Easy Street

Have you noticed how pet care is getting easier? When was the last time you heard of a dog dying from distemper or even from heartworm disease? Rampant flea infestations and life-threatening disease from intestinal worms are much rarer than they were a few years ago and its all because pet care is now and easy street. 

A Neck Ahead

One of the recent advances in pet care has been the evolution of the 'spot-on-the-neck' preparations. When they first appeared, they were designed to control adult fleas only and almost overnight, the weekend chore of having to wash your pooch or puss cat in smelly, milky insecticides vanished. While washing dogs is sometimes difficult, washing cats is akin to committing suicide with a thousand cuts. So, Advantage and Frontline were the leaders of this pack and represented a leap forward in easy pet care for dogs and cats. Now there are many similar preparations on the market.

Things change for the better and now Advantage has two big brothers, Advocate and Advantix.

When used once a month, Advocate controls fleas, heartworm, the intestinal worms, roundworm, hookworm and whipworm. It also controls mange, ear mites and lice. 

Advantix from Bayer is also a spot on the back of the neck product however this one is aimed at killing and repelling paralysis ticks and other types of ticks, fleas, flea larvae and it will also repel mosquitoes and sand flies.

Frontline Plus has also been released recently and is a combination preparation that not only kills adult fleas and ticks but also contains a growth regulator that kills flea eggs in the environment before they hatch.

Revolution has joined the easy-street queue with its once-monthly application that controls fleas, heartworm, most intestinal worms, ear mites and mange mites but it doesn't wash the dishes - yet.

To the Heart of a Problem

Heartworm is such a dangerous disease and the treatment of heartworm infested dogs was a major part of veterinary practice a decade or so ago. Nowadays, heartworm infested dogs are not at all common due to the advances in heartworm prevention.

 Heartworm is such a dangerous disease and the treatment of heartworm infested dogs was a major part of veterinary practice a decade or so ago.


Daily DEC tablets were the first step forward in heartworm prevention, but now that we have monthly heartworm preventatives, the DEC preparations are being superseded. 

Monthly heartworm medications are popular, and because most are in a chewable treat form, they are easy to administer. There are several brands. Heartgard and Proheart are readily available through your veterinary surgeon. Heartgard Plus has the advantage of also controlling roundworm and hookworm infections at the same time. Interceptor is similar, but as well as preventing heartworm disease and controlling roundworms and hookworms, it also controls whipworms.  Sentinel does all that Interceptor does but has the distinct advantage of also controlling fleas with the inclusion of an insect growth regulator that prevents flea eggs from hatching.

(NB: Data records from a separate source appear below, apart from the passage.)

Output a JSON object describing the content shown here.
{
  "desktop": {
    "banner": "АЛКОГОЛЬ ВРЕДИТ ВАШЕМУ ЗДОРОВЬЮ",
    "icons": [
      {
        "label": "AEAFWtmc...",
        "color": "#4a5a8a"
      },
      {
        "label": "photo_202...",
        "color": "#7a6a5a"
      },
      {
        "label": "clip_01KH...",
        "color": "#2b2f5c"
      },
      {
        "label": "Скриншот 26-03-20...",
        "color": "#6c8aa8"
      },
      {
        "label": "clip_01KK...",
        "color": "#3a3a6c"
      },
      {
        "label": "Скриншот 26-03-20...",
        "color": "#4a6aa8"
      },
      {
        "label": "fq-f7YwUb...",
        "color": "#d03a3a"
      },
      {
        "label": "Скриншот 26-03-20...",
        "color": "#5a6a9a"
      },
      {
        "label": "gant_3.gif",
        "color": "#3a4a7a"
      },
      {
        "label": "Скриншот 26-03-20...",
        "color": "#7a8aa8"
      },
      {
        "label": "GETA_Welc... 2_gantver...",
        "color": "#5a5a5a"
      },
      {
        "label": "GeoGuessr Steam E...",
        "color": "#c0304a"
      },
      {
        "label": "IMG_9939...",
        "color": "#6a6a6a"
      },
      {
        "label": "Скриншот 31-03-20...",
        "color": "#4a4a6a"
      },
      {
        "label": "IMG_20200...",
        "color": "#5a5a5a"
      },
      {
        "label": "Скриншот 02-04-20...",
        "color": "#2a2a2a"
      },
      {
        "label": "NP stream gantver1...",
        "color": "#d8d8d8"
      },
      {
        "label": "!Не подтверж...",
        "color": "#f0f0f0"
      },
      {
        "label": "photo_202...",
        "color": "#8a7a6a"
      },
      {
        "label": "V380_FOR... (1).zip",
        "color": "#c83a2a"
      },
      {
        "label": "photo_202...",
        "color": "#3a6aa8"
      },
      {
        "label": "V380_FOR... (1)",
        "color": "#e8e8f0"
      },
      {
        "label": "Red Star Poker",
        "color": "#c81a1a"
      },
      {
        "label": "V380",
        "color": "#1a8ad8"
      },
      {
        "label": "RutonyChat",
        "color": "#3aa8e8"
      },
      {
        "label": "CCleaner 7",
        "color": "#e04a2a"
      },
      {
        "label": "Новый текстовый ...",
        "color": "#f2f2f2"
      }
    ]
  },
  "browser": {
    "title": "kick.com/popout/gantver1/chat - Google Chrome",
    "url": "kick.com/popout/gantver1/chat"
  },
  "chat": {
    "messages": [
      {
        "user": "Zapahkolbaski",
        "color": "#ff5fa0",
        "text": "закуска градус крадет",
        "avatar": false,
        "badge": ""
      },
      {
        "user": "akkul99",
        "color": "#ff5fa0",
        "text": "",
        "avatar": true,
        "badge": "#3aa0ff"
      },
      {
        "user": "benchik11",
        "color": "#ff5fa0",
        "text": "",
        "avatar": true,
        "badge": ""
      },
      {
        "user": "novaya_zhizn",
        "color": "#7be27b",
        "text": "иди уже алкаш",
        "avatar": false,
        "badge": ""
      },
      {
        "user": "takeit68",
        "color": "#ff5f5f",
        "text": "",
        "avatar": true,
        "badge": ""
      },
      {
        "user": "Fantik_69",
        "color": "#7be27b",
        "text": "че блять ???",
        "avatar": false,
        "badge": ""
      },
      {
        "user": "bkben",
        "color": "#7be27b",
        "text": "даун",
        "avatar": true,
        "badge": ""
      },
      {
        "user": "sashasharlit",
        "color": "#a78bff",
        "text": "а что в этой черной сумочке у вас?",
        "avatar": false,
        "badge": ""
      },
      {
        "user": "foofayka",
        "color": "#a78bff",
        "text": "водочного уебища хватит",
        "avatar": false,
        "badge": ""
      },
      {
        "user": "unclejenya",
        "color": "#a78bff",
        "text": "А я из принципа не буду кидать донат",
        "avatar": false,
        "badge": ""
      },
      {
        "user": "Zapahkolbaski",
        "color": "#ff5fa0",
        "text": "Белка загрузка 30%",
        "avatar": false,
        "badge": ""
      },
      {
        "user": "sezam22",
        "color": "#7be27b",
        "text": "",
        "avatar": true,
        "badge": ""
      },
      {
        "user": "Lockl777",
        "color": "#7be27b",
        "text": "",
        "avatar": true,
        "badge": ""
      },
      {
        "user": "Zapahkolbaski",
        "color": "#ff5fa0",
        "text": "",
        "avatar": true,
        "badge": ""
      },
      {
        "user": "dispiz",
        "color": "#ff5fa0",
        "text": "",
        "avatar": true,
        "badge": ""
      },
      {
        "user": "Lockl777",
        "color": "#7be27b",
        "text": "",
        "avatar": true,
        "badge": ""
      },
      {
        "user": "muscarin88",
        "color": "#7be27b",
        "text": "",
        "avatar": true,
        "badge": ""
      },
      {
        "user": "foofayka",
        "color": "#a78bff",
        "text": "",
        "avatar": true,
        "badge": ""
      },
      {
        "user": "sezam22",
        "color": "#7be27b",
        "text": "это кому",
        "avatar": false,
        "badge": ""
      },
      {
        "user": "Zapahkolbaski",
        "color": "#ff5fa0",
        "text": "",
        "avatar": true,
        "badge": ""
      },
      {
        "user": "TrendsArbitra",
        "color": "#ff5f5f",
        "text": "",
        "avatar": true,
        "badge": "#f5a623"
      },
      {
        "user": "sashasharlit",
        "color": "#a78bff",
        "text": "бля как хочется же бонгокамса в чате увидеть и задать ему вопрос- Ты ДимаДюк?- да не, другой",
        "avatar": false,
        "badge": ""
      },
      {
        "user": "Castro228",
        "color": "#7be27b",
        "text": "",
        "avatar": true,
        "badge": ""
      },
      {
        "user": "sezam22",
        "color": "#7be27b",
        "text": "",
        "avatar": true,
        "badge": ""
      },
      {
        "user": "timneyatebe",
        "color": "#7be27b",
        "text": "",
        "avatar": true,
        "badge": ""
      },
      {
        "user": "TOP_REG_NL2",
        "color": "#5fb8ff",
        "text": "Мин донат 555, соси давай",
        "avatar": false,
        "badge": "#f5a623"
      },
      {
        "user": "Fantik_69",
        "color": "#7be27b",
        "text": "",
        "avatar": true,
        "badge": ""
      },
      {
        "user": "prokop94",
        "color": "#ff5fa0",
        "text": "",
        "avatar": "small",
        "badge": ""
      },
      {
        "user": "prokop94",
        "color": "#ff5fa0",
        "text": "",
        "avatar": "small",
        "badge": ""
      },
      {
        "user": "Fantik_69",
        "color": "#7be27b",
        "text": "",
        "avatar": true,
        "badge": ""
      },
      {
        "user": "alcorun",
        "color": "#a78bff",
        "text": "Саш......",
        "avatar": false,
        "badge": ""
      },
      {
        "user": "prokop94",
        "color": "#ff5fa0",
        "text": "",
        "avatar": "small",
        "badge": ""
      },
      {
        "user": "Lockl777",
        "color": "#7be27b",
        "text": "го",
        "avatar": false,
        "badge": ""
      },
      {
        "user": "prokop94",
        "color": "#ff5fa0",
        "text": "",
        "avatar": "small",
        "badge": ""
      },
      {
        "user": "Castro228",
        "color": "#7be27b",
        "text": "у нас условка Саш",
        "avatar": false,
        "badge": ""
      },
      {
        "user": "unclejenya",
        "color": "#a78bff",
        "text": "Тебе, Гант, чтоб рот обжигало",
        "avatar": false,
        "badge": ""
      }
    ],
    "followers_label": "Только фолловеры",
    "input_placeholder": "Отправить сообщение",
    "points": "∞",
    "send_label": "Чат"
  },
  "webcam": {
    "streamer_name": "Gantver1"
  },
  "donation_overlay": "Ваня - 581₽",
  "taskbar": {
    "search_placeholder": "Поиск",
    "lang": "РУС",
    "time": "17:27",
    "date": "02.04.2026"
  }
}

As mentioned earlier, Revolution and Advocate also control heartworm disease.

The most recent advance in heartworm prevention is a perfect contender for the Easy Street award. It is the Once-A-Year heartworm injection. For us pet owners who are forgetful, (and that includes me!) the yearly injection is a very convenient way of preventing heartworm disease as it can be given at the same time as your pets' yearly vaccination. I have recently converted to the one-per-year injection for my Imperfect Pooch and as I could never be sure if I had remembered to give her the monthly preparation. Ask your veterinarian for more details.

Jabbing Away

While we are talking about yearly injections, let's not forget about how the dangerous diseases such as distemper and canine hepatitis have been all but eliminated by modern, annual vaccines.

The number of diseases that can be prevented through vaccination is steadily increasing and for cats we now have the F5 vaccine and for dogs the C7. That all this can be achieved with just one visit to the vet, and that the one-a-year heartworm injection can be done at the same time, makes this health-care combo an immediate qualifier for our easy-street list.

The Worm's Turn

In veterinary surgeries, we don't see the typical 'wormy' pups and kittens as often. Pot-bellied, scruffy-coated, diarrhoea-affected pups and kittens are showing the sad, hallmark signs of worm infestations but with the advent of worming medications known as all-wormers, and the monthly heartworm/intestinal worm preparations, such worm-infested pups are now uncommon.

While the monthly heartworm/intestinal worm combinations are a convenient way of eliminating worms each month, none of these control all intestinal worms that can affect dogs and cats, so an all-wormer is still necessary.

Drontal Allwormer is a well know product that will kill all four intestinal worms but Popantal Allwormer, and Canimax  are all excellent.  If you are buying worming preparations from your pet store or supermarket, read the label to be sure the preparation makes a claim to kill round, hook, whip and tape worms in dogs and round, hook and tapeworms in cats.

So, it's true - life was meant to be easy - at least for us pet owners.